I remember once applying for a job at the USU herbarium. I really knew nothing about working in an herbarium, but I was just starting my horticulture degree and wanted to work somewhere on campus in a job related to my major. For part of the application I had to submit some plant sketches. I had never taken an art class – band always counted for my creative arts credits in school – but I didn’t let that deter me. I went out to my mom’s flower garden and sketched some gazanias as best as I knew how.
I didn’t end up getting the job. Sometimes I wonder how my life’s trajectory would have changed had I worked in the herbarium. Would I still have found myself in the weeds?
Regardless, I must have been more confident (or blissfully naïve?) as a college freshman than I am now, because I certainly would never apply for a job now that required me to have art skills. But I’ve always enjoyed botanical art and wished that I was better at drawing, so when I saw the following on the USU events calendar, I was definitely intrigued:
“Art and science come together at January’s Family Art Day! Plant scientists use art skills to document new plants. Come and examine plants and create your own descriptive drawings with pen and watercolor. Art making for all ages is offered from 11AM-2PM. This month’s Family Art Day activity will coincide with the USU Library exhibit “Roots: The Nature of Books” on view now in Special Collections through January 26, 2018.”
Could this be my chance to jumpstart a latent desire and learn a new skill?
I almost talked myself out of going; instead, I talked my mom into coming with me. I had planned on bringing Grace along, too, but then she ended up taking an early nap. And you don’t want to mess with her naps. Had she come I might have actually done the activity part of the art day; as it was, I felt awkward (or intimidated) to be participating in the “kids” part without a kid.

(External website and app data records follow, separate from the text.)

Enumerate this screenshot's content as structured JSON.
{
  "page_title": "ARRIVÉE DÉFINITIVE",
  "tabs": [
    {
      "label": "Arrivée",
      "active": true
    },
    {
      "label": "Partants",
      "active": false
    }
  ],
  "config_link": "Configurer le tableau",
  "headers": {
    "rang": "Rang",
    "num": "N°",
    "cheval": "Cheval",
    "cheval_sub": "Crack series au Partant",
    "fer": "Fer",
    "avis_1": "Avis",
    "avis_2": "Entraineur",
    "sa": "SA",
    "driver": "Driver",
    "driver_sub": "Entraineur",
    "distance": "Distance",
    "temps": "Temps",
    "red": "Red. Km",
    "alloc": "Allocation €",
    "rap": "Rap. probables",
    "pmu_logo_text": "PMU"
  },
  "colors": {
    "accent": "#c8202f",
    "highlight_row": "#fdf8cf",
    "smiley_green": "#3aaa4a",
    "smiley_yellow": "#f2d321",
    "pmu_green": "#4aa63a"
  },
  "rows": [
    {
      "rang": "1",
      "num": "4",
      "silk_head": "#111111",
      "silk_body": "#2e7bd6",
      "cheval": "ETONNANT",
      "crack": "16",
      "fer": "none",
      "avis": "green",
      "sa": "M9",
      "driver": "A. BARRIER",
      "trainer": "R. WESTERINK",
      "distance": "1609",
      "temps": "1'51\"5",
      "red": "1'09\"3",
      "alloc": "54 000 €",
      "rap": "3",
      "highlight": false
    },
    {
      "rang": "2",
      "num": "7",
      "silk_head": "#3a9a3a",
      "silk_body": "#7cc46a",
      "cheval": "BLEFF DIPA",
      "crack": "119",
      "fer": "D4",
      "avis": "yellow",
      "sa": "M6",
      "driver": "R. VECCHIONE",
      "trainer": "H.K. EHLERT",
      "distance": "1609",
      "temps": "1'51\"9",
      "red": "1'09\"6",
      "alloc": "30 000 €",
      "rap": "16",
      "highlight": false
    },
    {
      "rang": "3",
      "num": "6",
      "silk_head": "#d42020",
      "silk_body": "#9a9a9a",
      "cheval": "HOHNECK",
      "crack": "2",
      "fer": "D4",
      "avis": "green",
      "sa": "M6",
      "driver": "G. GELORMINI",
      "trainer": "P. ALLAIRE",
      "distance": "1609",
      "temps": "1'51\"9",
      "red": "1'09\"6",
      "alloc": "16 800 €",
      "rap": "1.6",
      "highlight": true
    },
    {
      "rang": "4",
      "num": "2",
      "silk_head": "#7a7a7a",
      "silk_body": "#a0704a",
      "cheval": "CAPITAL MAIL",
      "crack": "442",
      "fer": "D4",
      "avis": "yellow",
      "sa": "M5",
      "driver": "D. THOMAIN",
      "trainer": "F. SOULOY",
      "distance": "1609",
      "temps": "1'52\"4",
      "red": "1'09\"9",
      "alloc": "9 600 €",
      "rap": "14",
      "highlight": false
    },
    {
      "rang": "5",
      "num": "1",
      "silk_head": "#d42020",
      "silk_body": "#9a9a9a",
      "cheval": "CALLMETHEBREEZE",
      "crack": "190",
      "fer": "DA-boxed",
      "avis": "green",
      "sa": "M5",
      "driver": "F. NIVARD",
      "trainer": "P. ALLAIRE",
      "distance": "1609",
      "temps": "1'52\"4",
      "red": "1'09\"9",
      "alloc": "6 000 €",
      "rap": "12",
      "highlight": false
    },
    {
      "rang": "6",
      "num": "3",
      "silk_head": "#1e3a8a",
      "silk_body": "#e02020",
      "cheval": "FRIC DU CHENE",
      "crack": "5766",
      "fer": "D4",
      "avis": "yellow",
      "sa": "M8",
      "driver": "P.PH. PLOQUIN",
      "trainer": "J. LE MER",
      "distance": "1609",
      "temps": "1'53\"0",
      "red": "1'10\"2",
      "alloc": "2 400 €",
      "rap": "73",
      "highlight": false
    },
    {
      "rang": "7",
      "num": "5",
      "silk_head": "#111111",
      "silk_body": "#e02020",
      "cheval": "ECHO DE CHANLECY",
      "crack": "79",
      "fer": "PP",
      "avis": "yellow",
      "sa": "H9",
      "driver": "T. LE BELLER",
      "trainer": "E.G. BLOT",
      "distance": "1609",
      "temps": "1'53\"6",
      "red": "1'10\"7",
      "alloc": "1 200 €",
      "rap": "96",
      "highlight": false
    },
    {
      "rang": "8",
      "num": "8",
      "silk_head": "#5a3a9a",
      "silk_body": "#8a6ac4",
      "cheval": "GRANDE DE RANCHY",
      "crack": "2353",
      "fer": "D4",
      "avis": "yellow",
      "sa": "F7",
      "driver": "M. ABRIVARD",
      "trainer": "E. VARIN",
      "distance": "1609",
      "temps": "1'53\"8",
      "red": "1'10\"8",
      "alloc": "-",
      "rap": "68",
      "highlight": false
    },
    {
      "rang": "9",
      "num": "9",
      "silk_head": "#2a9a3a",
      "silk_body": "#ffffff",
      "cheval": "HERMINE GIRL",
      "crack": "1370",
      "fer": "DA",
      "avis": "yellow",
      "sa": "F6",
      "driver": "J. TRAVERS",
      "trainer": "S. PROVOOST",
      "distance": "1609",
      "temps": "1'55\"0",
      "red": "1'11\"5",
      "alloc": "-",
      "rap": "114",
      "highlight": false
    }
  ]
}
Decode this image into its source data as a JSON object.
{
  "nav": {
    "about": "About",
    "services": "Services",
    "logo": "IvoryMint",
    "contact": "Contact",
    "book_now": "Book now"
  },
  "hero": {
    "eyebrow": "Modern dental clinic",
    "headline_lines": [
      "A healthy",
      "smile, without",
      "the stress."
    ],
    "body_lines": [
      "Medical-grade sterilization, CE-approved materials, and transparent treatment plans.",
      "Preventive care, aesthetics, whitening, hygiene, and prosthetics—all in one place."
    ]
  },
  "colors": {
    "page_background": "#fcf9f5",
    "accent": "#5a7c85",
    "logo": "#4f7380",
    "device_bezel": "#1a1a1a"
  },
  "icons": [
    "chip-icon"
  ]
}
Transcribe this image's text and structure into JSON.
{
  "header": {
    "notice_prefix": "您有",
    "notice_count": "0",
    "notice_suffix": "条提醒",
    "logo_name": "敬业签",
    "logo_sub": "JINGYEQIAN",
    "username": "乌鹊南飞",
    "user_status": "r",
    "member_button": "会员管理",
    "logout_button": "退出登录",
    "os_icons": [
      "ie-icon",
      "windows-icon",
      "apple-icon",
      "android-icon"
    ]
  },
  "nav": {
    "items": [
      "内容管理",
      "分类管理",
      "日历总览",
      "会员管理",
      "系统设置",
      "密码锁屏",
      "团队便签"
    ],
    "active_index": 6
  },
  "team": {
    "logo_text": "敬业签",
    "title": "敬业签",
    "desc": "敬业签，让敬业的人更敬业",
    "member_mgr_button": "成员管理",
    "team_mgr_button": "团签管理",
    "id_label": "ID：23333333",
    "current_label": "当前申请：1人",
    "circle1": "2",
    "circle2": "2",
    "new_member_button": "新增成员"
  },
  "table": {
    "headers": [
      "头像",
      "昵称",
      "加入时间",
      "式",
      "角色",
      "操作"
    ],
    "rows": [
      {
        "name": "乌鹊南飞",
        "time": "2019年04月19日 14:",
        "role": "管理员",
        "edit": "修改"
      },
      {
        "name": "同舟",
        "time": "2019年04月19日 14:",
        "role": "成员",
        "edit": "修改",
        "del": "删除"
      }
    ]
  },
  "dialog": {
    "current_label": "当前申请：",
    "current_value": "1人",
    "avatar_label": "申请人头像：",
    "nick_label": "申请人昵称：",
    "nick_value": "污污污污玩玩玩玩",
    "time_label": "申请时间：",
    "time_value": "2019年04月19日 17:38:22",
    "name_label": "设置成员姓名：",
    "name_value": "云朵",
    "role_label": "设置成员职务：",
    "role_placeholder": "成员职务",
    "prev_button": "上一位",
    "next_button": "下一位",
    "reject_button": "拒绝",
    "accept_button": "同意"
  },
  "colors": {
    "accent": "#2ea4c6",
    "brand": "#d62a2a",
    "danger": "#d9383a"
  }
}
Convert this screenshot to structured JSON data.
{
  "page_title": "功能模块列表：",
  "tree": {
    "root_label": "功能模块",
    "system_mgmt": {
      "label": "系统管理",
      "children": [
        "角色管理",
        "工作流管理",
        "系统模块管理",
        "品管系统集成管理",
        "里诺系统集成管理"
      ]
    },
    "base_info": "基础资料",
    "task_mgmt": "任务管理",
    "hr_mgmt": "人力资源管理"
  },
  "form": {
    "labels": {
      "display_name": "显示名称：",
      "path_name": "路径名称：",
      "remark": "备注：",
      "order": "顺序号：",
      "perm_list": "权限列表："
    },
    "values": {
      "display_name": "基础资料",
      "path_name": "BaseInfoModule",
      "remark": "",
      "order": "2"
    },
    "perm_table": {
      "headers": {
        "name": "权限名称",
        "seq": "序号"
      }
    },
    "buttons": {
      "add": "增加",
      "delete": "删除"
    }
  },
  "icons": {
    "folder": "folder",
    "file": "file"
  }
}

The books, though? Those were amazing, and well worth the time to go see them. There were books from the 1600s! Detailed drawings of observations made with the naked eye, and with the use of early microscopes. It was inspiring and humbling to see and handle them.
There were also more contemporary books; my favorite of which was an illustrated hiking journal of Yosemite National Park made by Donna and Peter Thomas. She made the sketches, he made the paper. For more about Peter and Donna Thomas, check out their site here.
Looking at these old – and new – botanical drawings I was struck by the thought that art and science aren’t as separate as we sometimes make them out to be. Those botanical drawings from the 1600s were so intricate and detailed that I don’t think you could have captured them any better with a camera. So often today when we see something beautiful or interesting, we pull out our phone and snap a picture. The scientists and artists who made these books had to capture those images and observations with their paper and ink. And if you’re taking the time to draw out all the details of a crocus at every stage of growth you probably start thinking about how or why it does the things it does. What started out as perhaps a desire to create something beautiful, by sparking curiosity and questions, has now morphed into a science project. How does the scientific method start again? Oh yeah, by making observations and asking questions.
Science and art. Art and science. I think this is what first drew me to – and continues to draw me to – horticulture – it really is a blending of art and science. Together they create a wonderful whole.
P.s. Even though I chickened out about participating in the art activity on campus, I told myself I would draw some of my plants at home. It took me a couple days, but one morning, while coloring with Grace I decided to try and sketch some of the plants on my kitchen table. No great works of art, I assure you, but at least they resemble their respective plant models. I think. (If you would like to see some truly great botanical art, check out my friend Tyler Swain’s work. I’d like to think that his summers spent working for us contributed to his talent, but I’m sure it was really the other way around – his attention to detail made him an excellent weed mapper.)